Disk Doctor for the Mac has been downloaded about a quarter of a million times, so somebody likes using it. Does Disk Doctor do something to fix your Mac’s disk as the name implies? Or, is the app’s name just plain wrong when compared to the functionality?
The implication with Disk Doctor is that it does a few things to diagnose and improve your Mac storage device’s performance.
While it may have good intentions, and a clean Mac probably works better, Disk Doctor probably should be renamed Disk Janitor.
What does it do? Doctoring? No. Disk Doctor takes out the trash and empties app logs and cache files.
Does that sound like a doctor? Or, a janitor?
Disk Doctor doesn’t check your Mac’s disk drive, either HDD or SSD, for anything other than files that need to be trashed.
Granted, those files take up space, but don’t really hinder performance much.
Even the Disk Doctor site says the app is a professional disk cleaning app. It’s a janitorial app, not an app that doctors.
Yes, is scans your Mac’s files, and can easily save a few gigabytes by deleting log files you don’t need, cache files that are useless, even browser data you don’t want others to see. It lists large files that take up the most space, and it can get rid of pesky language packs that never get used.
But it doesn’t doctor anything. It cleans. The interface is clean and professional, like a doctor should be. Simple buttons toggle on and off for specific cleaning chores, and the app is fast and user friendly.
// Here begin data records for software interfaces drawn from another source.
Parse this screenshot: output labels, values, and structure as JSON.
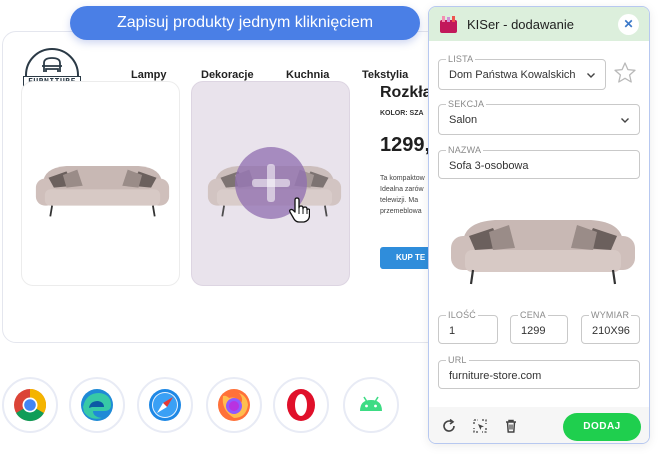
{
  "headline": "Zapisuj produkty jednym kliknięciem",
  "shop": {
    "logo_text": "FURNITURE",
    "nav": [
      "Lampy",
      "Dekoracje",
      "Kuchnia",
      "Tekstylia"
    ],
    "product_title": "Rozkła",
    "color_label": "KOLOR: SZA",
    "price": "1299,",
    "description": [
      "Ta kompaktow",
      "Idealna zarów",
      "telewizji. Ma",
      "przemeblowa"
    ],
    "buy_button": "KUP TE"
  },
  "browsers": [
    "chrome-icon",
    "edge-icon",
    "safari-icon",
    "firefox-icon",
    "opera-icon",
    "android-icon"
  ],
  "popup": {
    "title": "KISer - dodawanie",
    "close": "✕",
    "lista": {
      "label": "LISTA",
      "value": "Dom Państwa Kowalskich"
    },
    "sekcja": {
      "label": "SEKCJA",
      "value": "Salon"
    },
    "nazwa": {
      "label": "NAZWA",
      "value": "Sofa 3-osobowa"
    },
    "ilosc": {
      "label": "ILOŚĆ",
      "value": "1"
    },
    "cena": {
      "label": "CENA",
      "value": "1299"
    },
    "wymiar": {
      "label": "WYMIAR",
      "value": "210X96"
    },
    "url": {
      "label": "URL",
      "value": "furniture-store.com"
    },
    "add_button": "DODAJ"
  },
  "colors": {
    "headline_bg": "#4a7fe6",
    "popup_header": "#dcefdc",
    "add_button": "#1fcf4e",
    "buy_button": "#2f8ddb",
    "overlay": "#8f6eb0"
  }
}
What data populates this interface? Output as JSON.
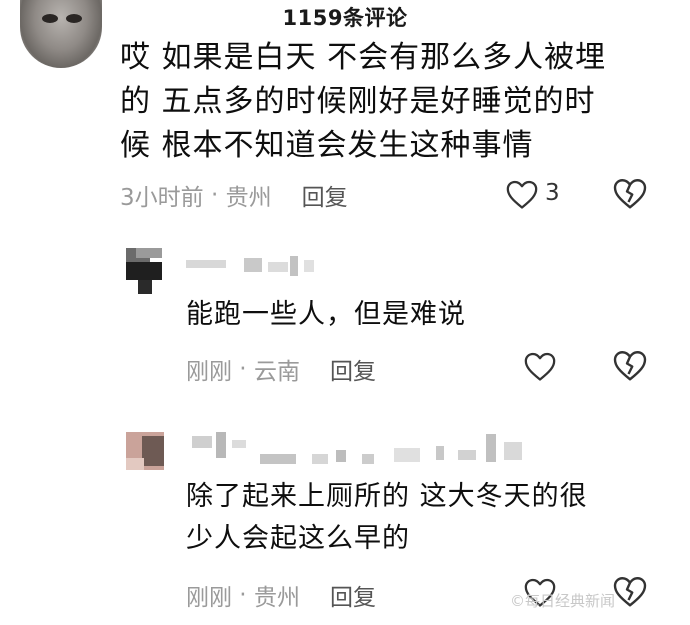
{
  "header": {
    "title": "1159条评论"
  },
  "main_comment": {
    "lines": [
      "哎  如果是白天 不会有那么多人被埋",
      "的  五点多的时候刚好是好睡觉的时",
      "候  根本不知道会发生这种事情"
    ],
    "time": "3小时前",
    "location": "贵州",
    "reply_label": "回复",
    "like_count": "3"
  },
  "replies": [
    {
      "text_lines": [
        "能跑一些人，但是难说"
      ],
      "time": "刚刚",
      "location": "云南",
      "reply_label": "回复"
    },
    {
      "text_lines": [
        "除了起来上厕所的  这大冬天的很",
        "少人会起这么早的"
      ],
      "time": "刚刚",
      "location": "贵州",
      "reply_label": "回复"
    }
  ],
  "watermark": "©每日经典新闻"
}
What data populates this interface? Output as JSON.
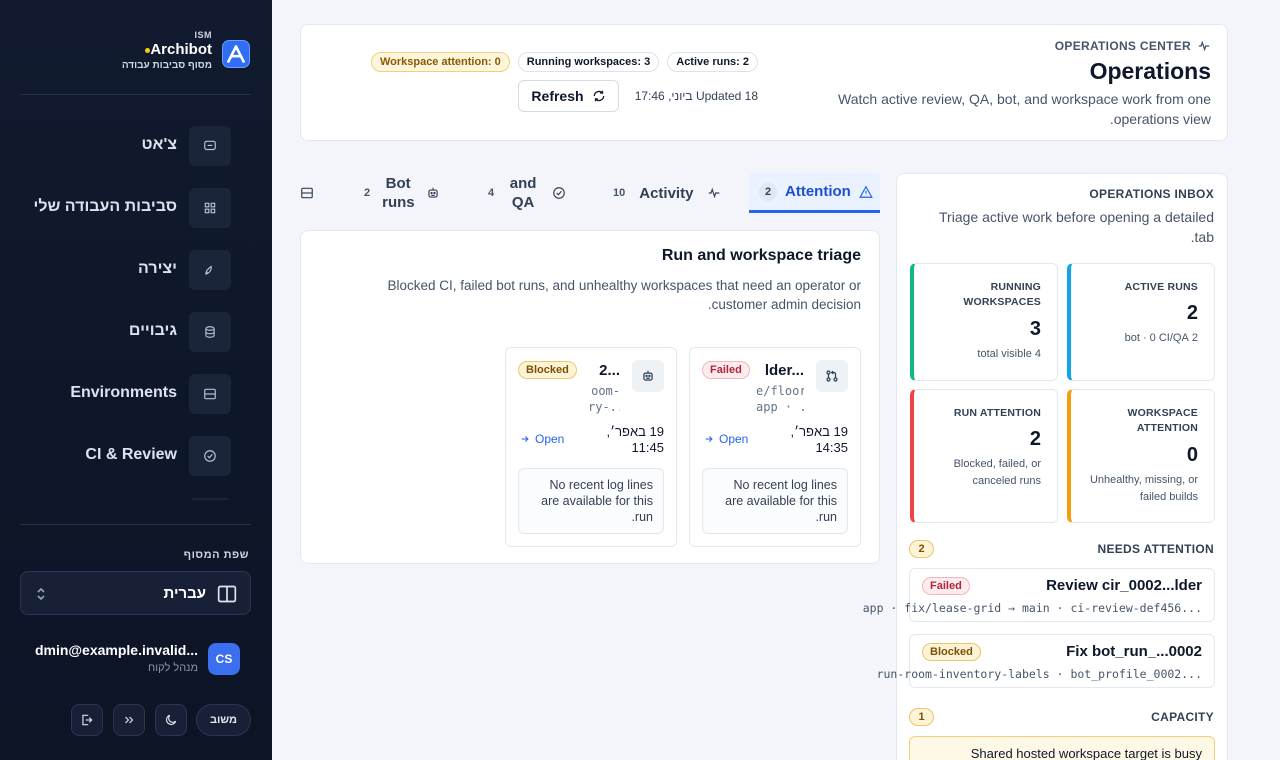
{
  "brand": {
    "top": "ISM",
    "name": "Archibot",
    "subtitle": "מסוף סביבות עבודה"
  },
  "nav": [
    {
      "label": "צ'אט",
      "icon": "chat-icon"
    },
    {
      "label": "סביבות העבודה שלי",
      "icon": "grid-icon"
    },
    {
      "label": "יצירה",
      "icon": "rocket-icon"
    },
    {
      "label": "גיבויים",
      "icon": "database-icon"
    },
    {
      "label": "Environments",
      "icon": "server-icon"
    },
    {
      "label": "CI & Review",
      "icon": "check-circle-icon"
    }
  ],
  "language": {
    "title": "שפת המסוף",
    "value": "עברית"
  },
  "user": {
    "initials": "CS",
    "email": "dmin@example.invalid...",
    "role": "מנהל לקוח"
  },
  "footer": {
    "feedback_label": "משוב"
  },
  "header": {
    "section_label": "OPERATIONS CENTER",
    "title": "Operations",
    "description": "Watch active review, QA, bot, and workspace work from one operations view.",
    "pills": {
      "workspace_attention": "Workspace attention: 0",
      "running_workspaces": "Running workspaces: 3",
      "active_runs": "Active runs: 2"
    },
    "updated": "Updated 18 ביוני, 17:46",
    "refresh_label": "Refresh"
  },
  "tabs": [
    {
      "label": "Attention",
      "count": "2",
      "icon": "warning-icon",
      "active": true
    },
    {
      "label": "Activity",
      "count": "10",
      "icon": "pulse-icon"
    },
    {
      "label": "and QA",
      "count": "4",
      "icon": "check-circle-icon"
    },
    {
      "label": "Bot runs",
      "count": "2",
      "icon": "bot-icon"
    }
  ],
  "triage": {
    "title": "Run and workspace triage",
    "description": "Blocked CI, failed bot runs, and unhealthy workspaces that need an operator or customer admin decision.",
    "cards": [
      {
        "title": "lder...",
        "sub1": "e/floor-",
        "sub2": "app · ...",
        "status": "Failed",
        "date": "19 באפר׳, 14:35",
        "open_label": "Open",
        "log": "No recent log lines are available for this run.",
        "icon": "git-pull-request-icon"
      },
      {
        "title": "2...",
        "sub1": "oom-",
        "sub2": "ry-...",
        "status": "Blocked",
        "date": "19 באפר׳, 11:45",
        "open_label": "Open",
        "log": "No recent log lines are available for this run.",
        "icon": "bot-icon"
      }
    ]
  },
  "inbox": {
    "label": "OPERATIONS INBOX",
    "description": "Triage active work before opening a detailed tab.",
    "stats": [
      {
        "label": "ACTIVE RUNS",
        "value": "2",
        "note": "2 bot · 0 CI/QA",
        "accent": "#0ea5e9"
      },
      {
        "label": "RUNNING WORKSPACES",
        "value": "3",
        "note": "4 total visible",
        "accent": "#10b981"
      },
      {
        "label": "WORKSPACE ATTENTION",
        "value": "0",
        "note": "Unhealthy, missing, or failed builds",
        "accent": "#f59e0b"
      },
      {
        "label": "RUN ATTENTION",
        "value": "2",
        "note": "Blocked, failed, or canceled runs",
        "accent": "#ef4444"
      }
    ],
    "needs_attention": {
      "title": "NEEDS ATTENTION",
      "count": "2",
      "items": [
        {
          "title": "Review cir_0002...lder",
          "status": "Failed",
          "sub": "app · fix/lease-grid → main · ci-review-def456..."
        },
        {
          "title": "Fix bot_run_...0002",
          "status": "Blocked",
          "sub": "run-room-inventory-labels · bot_profile_0002..."
        }
      ]
    },
    "capacity": {
      "title": "CAPACITY",
      "count": "1",
      "item": "Shared hosted workspace target is busy"
    }
  }
}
There’s just no doctoring going on. It’s a popular janitorial app.